===== MATERIAL PROVIDED =====
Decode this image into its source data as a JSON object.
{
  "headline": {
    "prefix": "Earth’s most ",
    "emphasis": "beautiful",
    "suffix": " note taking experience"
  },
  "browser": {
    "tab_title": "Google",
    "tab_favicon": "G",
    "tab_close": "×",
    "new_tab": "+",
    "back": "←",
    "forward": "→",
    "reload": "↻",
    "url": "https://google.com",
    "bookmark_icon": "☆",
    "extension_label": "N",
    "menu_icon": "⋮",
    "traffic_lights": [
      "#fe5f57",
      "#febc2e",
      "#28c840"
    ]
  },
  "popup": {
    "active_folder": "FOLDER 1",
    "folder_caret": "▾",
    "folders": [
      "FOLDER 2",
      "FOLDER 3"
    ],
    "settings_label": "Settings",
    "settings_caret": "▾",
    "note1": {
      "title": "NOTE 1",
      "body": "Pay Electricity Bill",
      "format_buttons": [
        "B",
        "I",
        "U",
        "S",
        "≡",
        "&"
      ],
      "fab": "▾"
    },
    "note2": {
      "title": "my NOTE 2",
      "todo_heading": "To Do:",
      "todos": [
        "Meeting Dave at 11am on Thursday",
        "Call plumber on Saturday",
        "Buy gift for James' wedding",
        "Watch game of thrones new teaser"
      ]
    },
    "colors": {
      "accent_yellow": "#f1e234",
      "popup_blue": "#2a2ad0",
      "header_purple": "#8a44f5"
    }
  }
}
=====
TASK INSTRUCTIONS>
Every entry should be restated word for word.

TASK ANSWER>
Decode this image into its source data as a JSON object.
{
  "headline": {
    "prefix": "Earth’s most ",
    "emphasis": "beautiful",
    "suffix": " note taking experience"
  },
  "browser": {
    "tab_title": "Google",
    "tab_favicon": "G",
    "tab_close": "×",
    "new_tab": "+",
    "back": "←",
    "forward": "→",
    "reload": "↻",
    "url": "https://google.com",
    "bookmark_icon": "☆",
    "extension_label": "N",
    "menu_icon": "⋮",
    "traffic_lights": [
      "#fe5f57",
      "#febc2e",
      "#28c840"
    ]
  },
  "popup": {
    "active_folder": "FOLDER 1",
    "folder_caret": "▾",
    "folders": [
      "FOLDER 2",
      "FOLDER 3"
    ],
    "settings_label": "Settings",
    "settings_caret": "▾",
    "note1": {
      "title": "NOTE 1",
      "body": "Pay Electricity Bill",
      "format_buttons": [
        "B",
        "I",
        "U",
        "S",
        "≡",
        "&"
      ],
      "fab": "▾"
    },
    "note2": {
      "title": "my NOTE 2",
      "todo_heading": "To Do:",
      "todos": [
        "Meeting Dave at 11am on Thursday",
        "Call plumber on Saturday",
        "Buy gift for James' wedding",
        "Watch game of thrones new teaser"
      ]
    },
    "colors": {
      "accent_yellow": "#f1e234",
      "popup_blue": "#2a2ad0",
      "header_purple": "#8a44f5"
    }
  }
}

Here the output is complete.